The inimitable Agnès Varda graced New York City with her presence last week, in town for a special series organized by the French Institute Alliance Française (FIAF). Agnès Varda: Life as Art opened with a talk on February 28 to a blissfully sold-out crowd, followed by a string of sold-out appearances at FIAF and Film Society of Lincoln Center, and the opening of her first NYC solo gallery exhibition at Blum & Poe . As if the chance to hear her speak wasn’t enough, yet another gift: fans will be delighted to see Jacquot de Nantes , one of her most personal yet rarely screened works—an essential piece of the mellifluous, multifarious Agnès Varda puzzle.
What began as a collaboration between Varda and her husband Jacques Demy ended as an elegy when Demy died in 1990, just before the film’s release. Despite its tragic (some may say sentimental—and let them, sentiment is not a dirty word) undertones, what’s wonderful about this film is the way in which it interweaves aspects of documentary, fiction, and biography to achieve a kind of circuitous clarity, a consonance and resonance of narrative and memory; of private experience and public expression; of affection and grief.

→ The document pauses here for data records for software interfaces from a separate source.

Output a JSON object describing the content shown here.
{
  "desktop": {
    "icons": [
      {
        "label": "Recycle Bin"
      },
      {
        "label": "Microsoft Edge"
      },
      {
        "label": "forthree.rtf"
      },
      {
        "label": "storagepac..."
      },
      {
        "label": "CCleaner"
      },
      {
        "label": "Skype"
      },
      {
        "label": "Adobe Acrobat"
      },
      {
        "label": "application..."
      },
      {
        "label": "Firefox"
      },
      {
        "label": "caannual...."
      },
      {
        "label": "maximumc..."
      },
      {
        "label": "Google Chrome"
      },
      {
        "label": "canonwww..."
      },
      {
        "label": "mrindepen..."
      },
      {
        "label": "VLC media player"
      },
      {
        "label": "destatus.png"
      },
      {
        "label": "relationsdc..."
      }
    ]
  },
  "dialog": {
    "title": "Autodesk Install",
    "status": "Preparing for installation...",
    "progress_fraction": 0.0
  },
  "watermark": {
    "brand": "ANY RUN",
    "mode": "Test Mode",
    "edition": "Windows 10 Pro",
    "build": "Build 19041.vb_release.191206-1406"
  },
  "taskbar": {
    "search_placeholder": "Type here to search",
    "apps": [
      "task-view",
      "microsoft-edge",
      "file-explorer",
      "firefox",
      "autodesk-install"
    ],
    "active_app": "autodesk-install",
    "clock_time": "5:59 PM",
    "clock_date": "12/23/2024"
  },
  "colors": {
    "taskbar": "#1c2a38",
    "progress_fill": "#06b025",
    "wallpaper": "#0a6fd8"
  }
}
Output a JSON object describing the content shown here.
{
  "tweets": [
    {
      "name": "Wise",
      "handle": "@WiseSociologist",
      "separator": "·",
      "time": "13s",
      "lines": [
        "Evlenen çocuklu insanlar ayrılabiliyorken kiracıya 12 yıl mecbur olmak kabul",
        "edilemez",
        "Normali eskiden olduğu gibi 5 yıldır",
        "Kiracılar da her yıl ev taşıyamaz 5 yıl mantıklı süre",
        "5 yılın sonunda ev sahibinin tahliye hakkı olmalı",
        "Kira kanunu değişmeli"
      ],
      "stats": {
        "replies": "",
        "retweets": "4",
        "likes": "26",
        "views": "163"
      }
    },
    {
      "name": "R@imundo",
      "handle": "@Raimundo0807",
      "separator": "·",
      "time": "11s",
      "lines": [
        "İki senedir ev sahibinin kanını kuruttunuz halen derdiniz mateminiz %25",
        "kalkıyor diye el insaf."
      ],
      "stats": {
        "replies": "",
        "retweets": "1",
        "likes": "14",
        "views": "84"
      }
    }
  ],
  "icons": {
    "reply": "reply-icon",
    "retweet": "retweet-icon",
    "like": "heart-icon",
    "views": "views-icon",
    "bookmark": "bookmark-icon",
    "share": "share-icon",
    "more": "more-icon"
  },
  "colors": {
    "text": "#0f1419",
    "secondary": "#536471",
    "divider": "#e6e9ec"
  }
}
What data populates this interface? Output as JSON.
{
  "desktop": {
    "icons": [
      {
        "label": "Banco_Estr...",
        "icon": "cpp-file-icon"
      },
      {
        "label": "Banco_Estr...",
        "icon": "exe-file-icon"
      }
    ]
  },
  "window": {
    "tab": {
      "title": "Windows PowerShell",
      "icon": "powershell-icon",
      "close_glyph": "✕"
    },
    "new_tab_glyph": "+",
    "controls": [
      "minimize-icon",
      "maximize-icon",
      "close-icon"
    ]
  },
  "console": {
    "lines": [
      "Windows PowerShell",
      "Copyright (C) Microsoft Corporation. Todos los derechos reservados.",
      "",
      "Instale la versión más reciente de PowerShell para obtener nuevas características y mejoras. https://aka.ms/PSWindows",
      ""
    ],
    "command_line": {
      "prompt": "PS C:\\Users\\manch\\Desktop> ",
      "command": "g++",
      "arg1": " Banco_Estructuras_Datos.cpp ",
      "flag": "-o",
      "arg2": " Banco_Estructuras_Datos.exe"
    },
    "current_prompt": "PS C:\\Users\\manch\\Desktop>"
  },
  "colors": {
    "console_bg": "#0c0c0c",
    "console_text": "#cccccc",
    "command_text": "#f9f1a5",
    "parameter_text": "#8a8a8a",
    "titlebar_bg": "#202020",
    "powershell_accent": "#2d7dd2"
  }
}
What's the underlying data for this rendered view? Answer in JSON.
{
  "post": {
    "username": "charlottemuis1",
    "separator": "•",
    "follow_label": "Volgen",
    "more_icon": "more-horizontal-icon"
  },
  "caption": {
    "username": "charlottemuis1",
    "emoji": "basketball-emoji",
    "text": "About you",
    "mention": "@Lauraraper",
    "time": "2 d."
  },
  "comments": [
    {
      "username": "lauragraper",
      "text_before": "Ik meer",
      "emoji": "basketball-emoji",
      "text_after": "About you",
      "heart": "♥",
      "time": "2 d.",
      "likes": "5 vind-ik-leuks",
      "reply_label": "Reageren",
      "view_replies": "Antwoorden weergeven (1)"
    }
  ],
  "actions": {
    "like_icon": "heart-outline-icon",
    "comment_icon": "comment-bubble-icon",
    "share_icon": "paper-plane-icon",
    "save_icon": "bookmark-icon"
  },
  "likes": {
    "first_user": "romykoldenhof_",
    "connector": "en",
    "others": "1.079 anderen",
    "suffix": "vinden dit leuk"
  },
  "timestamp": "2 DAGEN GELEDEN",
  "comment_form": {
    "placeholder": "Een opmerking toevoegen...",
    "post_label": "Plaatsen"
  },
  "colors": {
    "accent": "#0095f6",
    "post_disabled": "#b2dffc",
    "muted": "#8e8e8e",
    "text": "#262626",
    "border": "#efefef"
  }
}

Jacquot de Nantes is quite unlike most biopics, considering its subject’s direct involvement in his own life’s dramatic re-enactment. What’s more, Demy’s life-threatening illness was well underway during production. And yet it is not so much his story that captivates (that of his childhood in war-torn Nantes) but hers. Varda’s devotion to depicting the details of, by, and for Demy—with all the love and tenderness of one who knows her subject inside and out—cuts deep. Alternating between reenacted childhood memories (themselves shifting between color and black-and-white), intercut with clips of Demy’s own films (future iterations of former memories) and documentary footage of Demy himself (mostly in macro, the most intimate of angles), Jacquot is perhaps the closest Varda comes to invoking that sacred feeling of saudade. The film closes rather abruptly with a brief, tuneful, and unaffected melody sung by Varda herself. For this moment alone, the film is worth seeing. Her singing voice (as with her artistic voice) is honest, direct, organic, and sublime. If there is a singular lesson to be learned from the film—and all of Varda’s artworks—it’s that the best we can do for ourselves and each other is to listen. No wonder why she loves the ocean so much.